The 1855 Act gave the board the power to "make, widen or improve any Streets, Roads or Ways for facilitating the Passage and Traffic between various Parts of the Metropolis". However, where the cost of any such improvement exceeded £50,000 an application had to be made to the the Commissioner of Public Works and where it exceeded £100,000 the permission of parliament needed to be obtained. Major improvements, therefore, required the passing of a private act of parliament. The following are the principal road schemes that the MBW undertook:

The Covent Garden Approach and Southwark and Westminster Communication Act, 1857 (c.cxv) authorised the construction of two new roads:[1]

The "Covent Garden Approach" was built in 1859-61. Originally named New King Street, it was renamed as Garrick Street in 1864 following a request by the Garrick Club, who had relocated to a new premises there.[2] [3]

The "Southwark Improvement" was completed in 1864 as Southwark Street.[4]

Chairmen and chief officers[]

The work of the board was administered by a chairman and various chief officers each heading a department.


The office of chairman of the Metropolitan board was a full-time salaried position. The chairman had responsibility for supervising the activities of the board and was empowered to appoint temporary staff as needed for special projects or prior to permanent contracts being issued by one of the chief officers.
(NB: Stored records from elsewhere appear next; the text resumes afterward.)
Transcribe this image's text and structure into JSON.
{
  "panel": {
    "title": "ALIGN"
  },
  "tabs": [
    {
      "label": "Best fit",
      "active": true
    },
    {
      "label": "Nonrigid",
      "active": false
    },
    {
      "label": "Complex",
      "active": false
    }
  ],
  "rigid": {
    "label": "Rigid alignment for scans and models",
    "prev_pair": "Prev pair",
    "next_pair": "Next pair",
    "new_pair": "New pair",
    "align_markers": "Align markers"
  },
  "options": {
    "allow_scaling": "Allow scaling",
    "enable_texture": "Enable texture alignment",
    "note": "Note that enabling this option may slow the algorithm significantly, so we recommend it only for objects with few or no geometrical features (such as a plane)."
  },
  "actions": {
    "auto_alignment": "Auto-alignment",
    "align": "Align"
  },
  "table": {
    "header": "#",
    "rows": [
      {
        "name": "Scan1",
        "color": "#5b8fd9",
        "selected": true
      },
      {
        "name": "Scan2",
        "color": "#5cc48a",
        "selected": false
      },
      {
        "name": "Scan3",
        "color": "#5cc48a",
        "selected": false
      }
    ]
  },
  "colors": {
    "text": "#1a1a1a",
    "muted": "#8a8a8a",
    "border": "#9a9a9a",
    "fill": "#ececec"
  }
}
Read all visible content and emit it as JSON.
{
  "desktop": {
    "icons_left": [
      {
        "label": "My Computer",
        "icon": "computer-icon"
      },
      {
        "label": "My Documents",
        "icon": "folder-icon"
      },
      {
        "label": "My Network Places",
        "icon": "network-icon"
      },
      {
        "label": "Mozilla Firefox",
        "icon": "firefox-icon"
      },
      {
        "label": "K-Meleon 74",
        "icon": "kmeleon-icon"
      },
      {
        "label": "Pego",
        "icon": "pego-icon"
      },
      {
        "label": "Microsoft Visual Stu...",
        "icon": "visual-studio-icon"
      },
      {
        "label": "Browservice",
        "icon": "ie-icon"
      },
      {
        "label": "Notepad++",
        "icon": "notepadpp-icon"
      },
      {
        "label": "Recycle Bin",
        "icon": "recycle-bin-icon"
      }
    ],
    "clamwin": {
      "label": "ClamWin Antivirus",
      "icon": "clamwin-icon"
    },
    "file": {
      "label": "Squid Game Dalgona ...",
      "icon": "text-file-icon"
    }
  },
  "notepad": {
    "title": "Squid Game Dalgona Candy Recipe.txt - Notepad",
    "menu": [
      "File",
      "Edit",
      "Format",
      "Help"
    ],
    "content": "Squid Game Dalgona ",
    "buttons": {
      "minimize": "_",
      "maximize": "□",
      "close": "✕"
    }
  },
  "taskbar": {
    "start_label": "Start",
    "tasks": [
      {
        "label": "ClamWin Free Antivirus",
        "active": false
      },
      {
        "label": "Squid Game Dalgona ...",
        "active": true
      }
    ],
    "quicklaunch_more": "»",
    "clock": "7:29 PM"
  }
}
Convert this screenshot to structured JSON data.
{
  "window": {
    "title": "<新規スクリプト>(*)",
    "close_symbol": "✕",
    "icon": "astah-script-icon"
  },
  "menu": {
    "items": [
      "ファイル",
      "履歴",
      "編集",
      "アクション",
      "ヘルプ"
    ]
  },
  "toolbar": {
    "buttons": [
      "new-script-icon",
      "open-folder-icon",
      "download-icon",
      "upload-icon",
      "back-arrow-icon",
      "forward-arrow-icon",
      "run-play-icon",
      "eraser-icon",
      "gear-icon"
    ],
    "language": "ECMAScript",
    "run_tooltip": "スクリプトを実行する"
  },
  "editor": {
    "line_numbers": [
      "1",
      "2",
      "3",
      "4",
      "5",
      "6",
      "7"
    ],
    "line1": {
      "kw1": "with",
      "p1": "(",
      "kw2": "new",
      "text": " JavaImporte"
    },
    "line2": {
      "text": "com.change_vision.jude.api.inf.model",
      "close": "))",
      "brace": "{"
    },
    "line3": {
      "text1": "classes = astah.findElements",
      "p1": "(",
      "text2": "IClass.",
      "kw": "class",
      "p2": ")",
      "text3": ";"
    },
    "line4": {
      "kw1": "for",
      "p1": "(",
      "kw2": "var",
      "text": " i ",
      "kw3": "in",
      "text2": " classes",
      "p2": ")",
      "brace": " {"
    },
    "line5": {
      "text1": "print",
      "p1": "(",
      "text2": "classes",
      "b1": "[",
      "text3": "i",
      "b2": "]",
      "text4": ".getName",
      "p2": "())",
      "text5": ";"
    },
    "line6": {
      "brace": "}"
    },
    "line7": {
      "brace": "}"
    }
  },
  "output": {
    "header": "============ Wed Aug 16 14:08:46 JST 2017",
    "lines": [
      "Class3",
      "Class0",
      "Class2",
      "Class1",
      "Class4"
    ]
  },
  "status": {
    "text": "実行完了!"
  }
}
Accountant to the Board (Head of Accountant's Department)[]

Chemist to the Board (Head of Chemical and Gas Department)[]

In 1868 the MBW was given the duty of testing the quality of gas supplied by the various private gas companies in London. The board had already been charged with inspecting all gas meters in the Metropolis outside the City of London in 1861. While the board initially used consultants, a permanent post was deemed necessary in 1870.

Clerk to the Board (Head of Clerk's Department)[]

The clerk initially had both administrative and legal duties: he had to attend all meetings of the board, keep minutes and provide legal advice. In 1859 the legal work was delegated to a standing counsel: a separate solicitor's department in 1861. From 1872 the clerk's department became responsible for the administration of the board's parks and open spaces, with the exception of building work which was the responsibility of the architect's department.

Engineer to the Board (Head of Engineer's Department)[]

Chief Fire Officer (Head of Metropolitan Fire Brigade)[]

On 1 January 1866 the MBW became responsible for protecting life and property in London from fire. The board took over the firefighters, equipment and stations previously maintained by the various insurance companies and parish vestries, which were formed into a single Metropolitan Fire Brigade.

Clerk of Rates (Head of Rates Department)[]

The Rates Department was abolished and absorbed into the Accountant's Department in 1865. This followed a failure to properly administer the collection of rates revealed by an enquiry. Nevertheless, Thomas Coggin retained his title and position within the Accountant's Department until the board's abolition.

Solicitor to the Board (Head of the Solicitor's Department)[]

The solicitor's department was created in 1861. It dealt with all the legal work of the board including conveyancing, compensation and the drafting of parliamentary bills.

Standing Counsel[]

The office was created in 1859 on the suggestion of the clerk, who subsequently adopted the post. On his retirement in 1861 the office was abolished with the creation of a solicitor's department.

Superintending Architect of Metropolitan Buildings (Head of Architect's Department)[]

See also[]


Details of the locations of the MBW's archives can be found here [1] and here [2].

The Minutes can be found here [3].


  1. Public General Acts passed in the Year 1857.
  2. Victoria Glenddining (2011). Trollope. Random House.
  3. "Current Events". The Examiner. 16 July 1864. 
  4. Southwark Street. Survey of London: volume 22: Bankside (the parishes of St. Saviour and Christchurch Southwark) (1950).